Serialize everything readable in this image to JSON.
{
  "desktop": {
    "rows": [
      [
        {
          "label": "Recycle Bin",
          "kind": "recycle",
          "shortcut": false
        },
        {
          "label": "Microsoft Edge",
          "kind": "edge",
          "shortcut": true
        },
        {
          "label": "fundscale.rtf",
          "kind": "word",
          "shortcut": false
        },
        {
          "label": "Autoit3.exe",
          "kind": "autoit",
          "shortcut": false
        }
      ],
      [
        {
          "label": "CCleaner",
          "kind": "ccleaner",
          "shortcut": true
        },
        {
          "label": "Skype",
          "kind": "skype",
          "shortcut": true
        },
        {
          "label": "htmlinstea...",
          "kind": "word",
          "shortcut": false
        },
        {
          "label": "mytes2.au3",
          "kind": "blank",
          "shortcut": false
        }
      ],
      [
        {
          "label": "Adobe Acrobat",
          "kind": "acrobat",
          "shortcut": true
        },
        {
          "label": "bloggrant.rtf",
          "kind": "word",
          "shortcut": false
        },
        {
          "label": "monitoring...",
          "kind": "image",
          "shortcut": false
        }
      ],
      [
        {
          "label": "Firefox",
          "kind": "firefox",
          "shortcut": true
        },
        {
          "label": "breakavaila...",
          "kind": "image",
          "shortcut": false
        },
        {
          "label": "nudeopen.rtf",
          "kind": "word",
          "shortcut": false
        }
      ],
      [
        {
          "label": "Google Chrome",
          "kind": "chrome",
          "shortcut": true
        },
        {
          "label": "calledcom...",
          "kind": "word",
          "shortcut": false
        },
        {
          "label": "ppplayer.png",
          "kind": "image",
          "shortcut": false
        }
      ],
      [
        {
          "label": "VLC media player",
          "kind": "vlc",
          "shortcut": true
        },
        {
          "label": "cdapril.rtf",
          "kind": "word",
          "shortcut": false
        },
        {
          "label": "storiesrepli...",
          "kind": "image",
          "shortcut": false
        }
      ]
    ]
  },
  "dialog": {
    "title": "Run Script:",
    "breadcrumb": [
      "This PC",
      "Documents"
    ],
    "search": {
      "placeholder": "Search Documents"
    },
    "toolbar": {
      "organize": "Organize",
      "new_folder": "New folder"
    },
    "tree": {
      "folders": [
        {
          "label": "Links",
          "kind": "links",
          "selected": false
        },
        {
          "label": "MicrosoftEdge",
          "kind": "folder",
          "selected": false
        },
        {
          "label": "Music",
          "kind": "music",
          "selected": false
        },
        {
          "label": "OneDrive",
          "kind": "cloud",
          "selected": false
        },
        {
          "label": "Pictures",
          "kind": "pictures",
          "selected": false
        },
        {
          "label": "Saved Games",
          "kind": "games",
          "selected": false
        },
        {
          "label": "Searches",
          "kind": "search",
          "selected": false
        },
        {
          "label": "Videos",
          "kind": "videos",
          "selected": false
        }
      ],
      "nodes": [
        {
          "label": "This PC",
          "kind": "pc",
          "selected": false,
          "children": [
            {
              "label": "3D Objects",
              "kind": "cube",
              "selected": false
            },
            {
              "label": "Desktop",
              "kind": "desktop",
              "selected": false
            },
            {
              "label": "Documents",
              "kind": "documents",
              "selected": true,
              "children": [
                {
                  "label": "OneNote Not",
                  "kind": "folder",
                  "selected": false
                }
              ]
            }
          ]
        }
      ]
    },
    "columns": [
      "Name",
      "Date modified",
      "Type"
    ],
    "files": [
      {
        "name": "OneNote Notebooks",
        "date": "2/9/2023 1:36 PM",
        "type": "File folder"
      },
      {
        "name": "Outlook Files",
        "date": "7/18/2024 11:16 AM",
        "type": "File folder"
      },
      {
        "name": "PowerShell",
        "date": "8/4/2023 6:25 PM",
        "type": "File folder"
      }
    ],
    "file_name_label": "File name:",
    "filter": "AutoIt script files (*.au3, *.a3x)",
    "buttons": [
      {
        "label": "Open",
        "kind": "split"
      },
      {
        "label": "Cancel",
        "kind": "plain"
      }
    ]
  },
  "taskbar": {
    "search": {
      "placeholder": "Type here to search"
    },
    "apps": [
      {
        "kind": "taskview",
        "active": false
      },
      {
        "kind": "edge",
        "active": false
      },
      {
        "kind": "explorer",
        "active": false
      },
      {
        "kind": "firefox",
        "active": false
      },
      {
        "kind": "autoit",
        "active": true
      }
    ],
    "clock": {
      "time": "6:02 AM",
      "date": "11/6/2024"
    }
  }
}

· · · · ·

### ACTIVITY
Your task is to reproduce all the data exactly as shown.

### RESPONSE BOX
Serialize everything readable in this image to JSON.
{
  "desktop": {
    "rows": [
      [
        {
          "label": "Recycle Bin",
          "kind": "recycle",
          "shortcut": false
        },
        {
          "label": "Microsoft Edge",
          "kind": "edge",
          "shortcut": true
        },
        {
          "label": "fundscale.rtf",
          "kind": "word",
          "shortcut": false
        },
        {
          "label": "Autoit3.exe",
          "kind": "autoit",
          "shortcut": false
        }
      ],
      [
        {
          "label": "CCleaner",
          "kind": "ccleaner",
          "shortcut": true
        },
        {
          "label": "Skype",
          "kind": "skype",
          "shortcut": true
        },
        {
          "label": "htmlinstea...",
          "kind": "word",
          "shortcut": false
        },
        {
          "label": "mytes2.au3",
          "kind": "blank",
          "shortcut": false
        }
      ],
      [
        {
          "label": "Adobe Acrobat",
          "kind": "acrobat",
          "shortcut": true
        },
        {
          "label": "bloggrant.rtf",
          "kind": "word",
          "shortcut": false
        },
        {
          "label": "monitoring...",
          "kind": "image",
          "shortcut": false
        }
      ],
      [
        {
          "label": "Firefox",
          "kind": "firefox",
          "shortcut": true
        },
        {
          "label": "breakavaila...",
          "kind": "image",
          "shortcut": false
        },
        {
          "label": "nudeopen.rtf",
          "kind": "word",
          "shortcut": false
        }
      ],
      [
        {
          "label": "Google Chrome",
          "kind": "chrome",
          "shortcut": true
        },
        {
          "label": "calledcom...",
          "kind": "word",
          "shortcut": false
        },
        {
          "label": "ppplayer.png",
          "kind": "image",
          "shortcut": false
        }
      ],
      [
        {
          "label": "VLC media player",
          "kind": "vlc",
          "shortcut": true
        },
        {
          "label": "cdapril.rtf",
          "kind": "word",
          "shortcut": false
        },
        {
          "label": "storiesrepli...",
          "kind": "image",
          "shortcut": false
        }
      ]
    ]
  },
  "dialog": {
    "title": "Run Script:",
    "breadcrumb": [
      "This PC",
      "Documents"
    ],
    "search": {
      "placeholder": "Search Documents"
    },
    "toolbar": {
      "organize": "Organize",
      "new_folder": "New folder"
    },
    "tree": {
      "folders": [
        {
          "label": "Links",
          "kind": "links",
          "selected": false
        },
        {
          "label": "MicrosoftEdge",
          "kind": "folder",
          "selected": false
        },
        {
          "label": "Music",
          "kind": "music",
          "selected": false
        },
        {
          "label": "OneDrive",
          "kind": "cloud",
          "selected": false
        },
        {
          "label": "Pictures",
          "kind": "pictures",
          "selected": false
        },
        {
          "label": "Saved Games",
          "kind": "games",
          "selected": false
        },
        {
          "label": "Searches",
          "kind": "search",
          "selected": false
        },
        {
          "label": "Videos",
          "kind": "videos",
          "selected": false
        }
      ],
      "nodes": [
        {
          "label": "This PC",
          "kind": "pc",
          "selected": false,
          "children": [
            {
              "label": "3D Objects",
              "kind": "cube",
              "selected": false
            },
            {
              "label": "Desktop",
              "kind": "desktop",
              "selected": false
            },
            {
              "label": "Documents",
              "kind": "documents",
              "selected": true,
              "children": [
                {
                  "label": "OneNote Not",
                  "kind": "folder",
                  "selected": false
                }
              ]
            }
          ]
        }
      ]
    },
    "columns": [
      "Name",
      "Date modified",
      "Type"
    ],
    "files": [
      {
        "name": "OneNote Notebooks",
        "date": "2/9/2023 1:36 PM",
        "type": "File folder"
      },
      {
        "name": "Outlook Files",
        "date": "7/18/2024 11:16 AM",
        "type": "File folder"
      },
      {
        "name": "PowerShell",
        "date": "8/4/2023 6:25 PM",
        "type": "File folder"
      }
    ],
    "file_name_label": "File name:",
    "filter": "AutoIt script files (*.au3, *.a3x)",
    "buttons": [
      {
        "label": "Open",
        "kind": "split"
      },
      {
        "label": "Cancel",
        "kind": "plain"
      }
    ]
  },
  "taskbar": {
    "search": {
      "placeholder": "Type here to search"
    },
    "apps": [
      {
        "kind": "taskview",
        "active": false
      },
      {
        "kind": "edge",
        "active": false
      },
      {
        "kind": "explorer",
        "active": false
      },
      {
        "kind": "firefox",
        "active": false
      },
      {
        "kind": "autoit",
        "active": true
      }
    ],
    "clock": {
      "time": "6:02 AM",
      "date": "11/6/2024"
    }
  }
}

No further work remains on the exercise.